- Renaissance IPO Index (Renaissance IPO ETF: IPO)
- ETF Treasury Bonds: TLT
You can download the data for this algorithm and the code for this algorithm here as a CSV.
About how to code this algorithmic trading strategy.
Import some libraries
First, import the Pandas and Numpy libraries. These Python libraries allow us to use pre-created functions instead of creating our own functions.
The code line “% Matplotlib inline” allows us to use matplotlib to create a table in Python.
importing pandas as pd
Import numpy as np
% matplotlib series
Read your CSV data as a database
Next, we “read” the CSV file data and convert the data into a Dataframe called the “df” variable:
df = pd.read_csv (‘C: \ Users \ vaish \ Desktop \ pythoncode \ y_new \ ipo_strategy.csv’)
Our strategy for selling IPO shares in the near future is simple and effective: buy an IPO when the 50-day moving average of the IPO index is rising and otherwise a long TLT (Treasury Commitment).
df[‘IPO Trend’] = df[‘IPO Index’].rolling (play = 50) .mean ()> = df[‘IPO Index’].rolling (play = 50) .mean (). shift (1)
df[‘TLT Long’] = (df[‘IPO Trend’] == lie)
Calculate the IPO index and daily price change TLT
Next, we need to calculate the IPO index and the daily% change in TLT. To do this, we use the .pct_change () function.
df[‘IPO Change’] = df[‘IPO Index’].pct_change ()
df[‘TLT Change’] = df[‘TLT’].pct_change ()
Calculate the effectiveness of the strategy
Finally, it is time to calculate how the strategy will work over time.
df[‘Buy and hold IPO’] = 100 * (1 + df.)[‘IPO Change’]) .cumprod ()
df[‘Strategy’] = 100 * (1 + df.)[‘IPO Trend’].shift (1) * df[‘IPO Change’]+ df[‘TLT Long’].shift (1) * df[‘TLT Change’]) .cumprod ()
The first line of the code calculates the purchase and retention of the IPO index.
The second line of code calculates how this trading algorithm works over time. Every day the algorithm checks whether yesterday’s “IPO purchase” condition is TRUE or NEW. If the condition was TRUE, then the strategy will continue the IPO index today for a long time. If the condition is FALSE, today’s strategy is a long-term TLT (Treasury Commitment).

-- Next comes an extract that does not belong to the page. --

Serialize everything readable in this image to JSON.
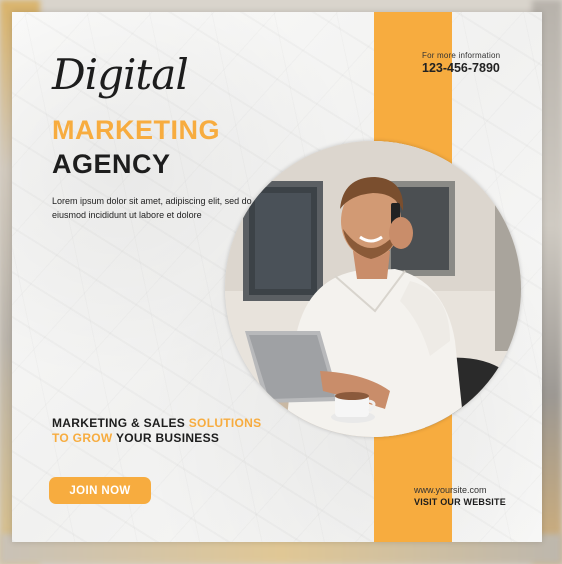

How well this trading strategy works
To determine how well this trading algorithm works, we can write a few lines of code.
start_portfolio = df[‘Strategy’].lok
end_portfolio = df[‘Strategy’].lok[-1]
year = (2959-50) / 252
average_return = (end_portfolio / start_portfolio) ** (1 / year) -1
print (‘Average trading algorithm profitability’, average_return, ‘per year’)
ipo_start = df[‘IPO Index’].lok
ipo_end = df[‘IPO Index’].lok[-1]
ipo_average_return = (ipo_end / ipo_start) ** (1 / year) -1
print (‘Average purchase and hold IPO return’, ipo_average_return, ‘per annum’)
- The first line of the code determines the initial value of this trading algorithm (start_portfolio)
- The second line of the code determines the final value of this trading algorithm (end_portfolio)
- The third line of the code calculates the years (years) used in this strategy
- The fourth line of code calculates the average annual revenue of this trading algorithm (as a decimal number instead of%)
This trading algorithm yields an average of 16.19% per year
- The “Ipo_start” variable determines the initial value of the buy and hold
- The “Ipo_end” variable determines the final value of the purchase and hold
- The variable “Ipo_average_return” calculates the average annual return on purchases and holdings
Buy and hold the IPO index, the average annual return is 17.9%
As you can see, this strategy reduces the ability to buy and hold a bit. However, the main advantage is that this strategy should be less variable than buying and holding – the shots are smaller. Recent IPO shares can be highly volatile, so it is important to reduce the decline.
This 2 line code allows us to determine the effectiveness of the strategy:
Thank you for reading this guide. For trading series, I will share more trading algorithms in future parts of this Python.
Commercial Series Python – Part 1
Commercial Series Python – Part 2
Commercial Series Python – Part 3
You can follow Troy Bombardia on Twitter @BullMarketsco. or on its website www.bullmarkets.co.